During his lifetime, Irish playwright, novelist, and poet Oscar Wilde – known for his clever wit and outrageous behavior – delved deep into a discussion of the nature of art in plays, essays, and speeches. Here is a summary of his wise deliberations on the craft.
Oscar Wilde argued for imagination and openness in order to really appreciate art. He said, “An educated person’s ideas of Art are drawn naturally from what Art has been, whereas the new work of art is beautiful by being what Art has never been… A temperament capable of receiving, through an imaginative medium, and under imaginative conditions, new and beautiful impressions, is the only temperament that can appreciate a work of art.”
Oscar Wilde was strongly associated with the phrase “art for art’s sake,” though it doesn’t actually appear in his writing. It stems from his role in the Aesthetics Movement, in which he advocated that art needed no justification or purpose. As he notoriously claimed in the preface to his dark novel The Picture of Dorian Gray, “All art is quite useless.” Wilde believed that art need not express anything but itself. He put the value on artistry above anything else and regarded life as a kind of art form, to be lived beautifully.
Oscar Wilde warned artists not be interested in seeking approval or create art for demand. If the work is not good for the artist himself, it’s not good for anyone else. He said, “A true artist takes no notice whatsoever of the public. The public to him are non-existent.” In fact, Wilde argued it should be the audience who should adapt rather than the artist: “The artist should never try to be popular. Rather the public should be more artistic.”

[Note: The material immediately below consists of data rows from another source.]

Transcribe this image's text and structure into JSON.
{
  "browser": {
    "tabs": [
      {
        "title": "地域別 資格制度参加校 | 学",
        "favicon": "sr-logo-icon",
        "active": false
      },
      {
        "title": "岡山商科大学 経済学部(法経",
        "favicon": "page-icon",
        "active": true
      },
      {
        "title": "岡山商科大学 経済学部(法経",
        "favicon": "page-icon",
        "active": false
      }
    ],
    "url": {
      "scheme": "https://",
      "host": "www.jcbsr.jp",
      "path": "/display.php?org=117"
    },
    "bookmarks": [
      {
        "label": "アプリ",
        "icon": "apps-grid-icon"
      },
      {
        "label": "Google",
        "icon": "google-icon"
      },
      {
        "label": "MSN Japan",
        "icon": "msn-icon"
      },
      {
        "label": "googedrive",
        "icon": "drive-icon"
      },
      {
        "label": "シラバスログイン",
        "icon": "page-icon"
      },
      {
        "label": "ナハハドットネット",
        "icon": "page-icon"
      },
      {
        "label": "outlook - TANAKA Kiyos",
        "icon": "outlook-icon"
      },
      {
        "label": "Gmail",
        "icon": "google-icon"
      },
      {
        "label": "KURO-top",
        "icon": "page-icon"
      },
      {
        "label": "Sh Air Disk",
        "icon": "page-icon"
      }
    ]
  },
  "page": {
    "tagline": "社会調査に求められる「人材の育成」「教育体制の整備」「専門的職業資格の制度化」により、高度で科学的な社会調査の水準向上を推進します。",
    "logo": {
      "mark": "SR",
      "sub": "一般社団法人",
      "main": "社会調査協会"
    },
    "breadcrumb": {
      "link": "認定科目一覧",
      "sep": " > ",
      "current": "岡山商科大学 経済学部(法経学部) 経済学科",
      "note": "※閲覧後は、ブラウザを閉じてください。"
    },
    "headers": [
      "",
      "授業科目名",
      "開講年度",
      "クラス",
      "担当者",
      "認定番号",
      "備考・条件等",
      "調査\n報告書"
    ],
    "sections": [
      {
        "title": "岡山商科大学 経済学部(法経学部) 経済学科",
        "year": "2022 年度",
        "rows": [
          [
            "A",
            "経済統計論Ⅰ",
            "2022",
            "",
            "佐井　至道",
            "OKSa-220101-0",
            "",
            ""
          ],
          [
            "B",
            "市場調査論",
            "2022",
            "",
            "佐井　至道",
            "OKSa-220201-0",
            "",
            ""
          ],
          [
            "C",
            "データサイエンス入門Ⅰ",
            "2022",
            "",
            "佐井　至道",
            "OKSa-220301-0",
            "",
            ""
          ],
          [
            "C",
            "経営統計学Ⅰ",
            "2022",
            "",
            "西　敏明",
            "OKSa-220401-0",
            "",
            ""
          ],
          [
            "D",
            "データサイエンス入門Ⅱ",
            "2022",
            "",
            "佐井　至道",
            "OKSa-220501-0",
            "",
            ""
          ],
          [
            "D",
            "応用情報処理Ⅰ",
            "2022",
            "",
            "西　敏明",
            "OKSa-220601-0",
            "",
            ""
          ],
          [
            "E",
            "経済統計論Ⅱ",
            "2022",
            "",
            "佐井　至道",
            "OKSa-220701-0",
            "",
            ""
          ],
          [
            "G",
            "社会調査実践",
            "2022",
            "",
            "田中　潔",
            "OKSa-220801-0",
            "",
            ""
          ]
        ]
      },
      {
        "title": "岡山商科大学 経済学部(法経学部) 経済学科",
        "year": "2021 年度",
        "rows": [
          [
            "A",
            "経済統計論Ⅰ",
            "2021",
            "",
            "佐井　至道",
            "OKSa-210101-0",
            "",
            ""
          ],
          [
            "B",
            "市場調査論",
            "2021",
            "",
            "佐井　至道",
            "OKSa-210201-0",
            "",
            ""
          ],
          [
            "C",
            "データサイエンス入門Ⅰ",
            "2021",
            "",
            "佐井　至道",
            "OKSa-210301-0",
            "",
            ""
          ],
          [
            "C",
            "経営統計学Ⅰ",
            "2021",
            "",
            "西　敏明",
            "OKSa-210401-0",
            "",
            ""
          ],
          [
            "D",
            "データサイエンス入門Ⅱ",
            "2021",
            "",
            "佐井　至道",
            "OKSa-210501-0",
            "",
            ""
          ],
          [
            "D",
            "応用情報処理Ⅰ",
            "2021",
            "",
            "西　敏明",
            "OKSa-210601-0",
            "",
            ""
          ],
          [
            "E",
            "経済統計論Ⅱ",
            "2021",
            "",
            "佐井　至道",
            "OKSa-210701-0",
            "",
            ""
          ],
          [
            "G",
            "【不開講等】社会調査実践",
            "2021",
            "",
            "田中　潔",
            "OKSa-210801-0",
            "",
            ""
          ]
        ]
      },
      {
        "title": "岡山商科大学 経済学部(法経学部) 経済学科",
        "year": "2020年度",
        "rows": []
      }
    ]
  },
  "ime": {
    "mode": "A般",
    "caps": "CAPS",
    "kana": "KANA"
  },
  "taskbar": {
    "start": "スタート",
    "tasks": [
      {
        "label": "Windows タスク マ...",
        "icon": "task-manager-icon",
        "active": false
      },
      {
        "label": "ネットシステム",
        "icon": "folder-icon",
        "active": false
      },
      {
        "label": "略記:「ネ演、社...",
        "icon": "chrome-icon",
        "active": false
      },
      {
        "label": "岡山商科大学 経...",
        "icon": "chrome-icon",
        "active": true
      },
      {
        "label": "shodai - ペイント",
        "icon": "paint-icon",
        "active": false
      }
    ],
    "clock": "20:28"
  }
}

Oscar Wilde commented on the political conditions needed for art to thrive; he promoted a disregard for government power, rules, or authority. He said, “People sometimes inquire what form of government is most suitable for an artist to live under. To this question there is only one answer. The form of government that is most suitable to the artist is no government at all. Authority over him and his art is ridiculous.”
Oscar Wilde disagreed with the idea that art needs to be virtuous or that an artist needs to have a moral stance. In the preface to his novel, The Picture of Dorian Gray, he wrote, “No artist has ethical sympathies. An ethical sympathy in an artist is an unpardonable mannerism of style.” This idea is reflected in the narcissistic character of Dorian Gray, who indulges in immoral pleasure for pure hedonistic satisfaction. Little wonder the book was highly condemned at the time of publication in the 1890s for being immoral and licentious.
Oscar Wilde believed the success of an artist was due to him not relying on his craft as a source of earnings. In a letter written by Wilde at the height of his success as a playwright, he advises, “The best work in literature is always done by those who do not depend on it for their daily bread and the highest form of literature, Poetry, brings no wealth to the singer.”
In his essay The Decay of Lying, Wilde wrote, “No great artist ever sees things as they really are. If he did, he would cease to be an artist.” For Wilde, art is about illusion and imagination. He believed that the artist’s ability to transcend reality and to create the sublime is what makes him great. The proper aim of art is to lie – or tell of beautiful, untrue things.
For Oscar Wilde, art was about returning to nature for inspiration. Originality was key to art. “In a very ugly and sensible age, the arts borrow, not from life, but from each other.’ He proposed that individualism offers the most fertile ground for the creation of art and cultivates the highest potential, stating: ‘Art is the most intense mode of individualism that the world has known.”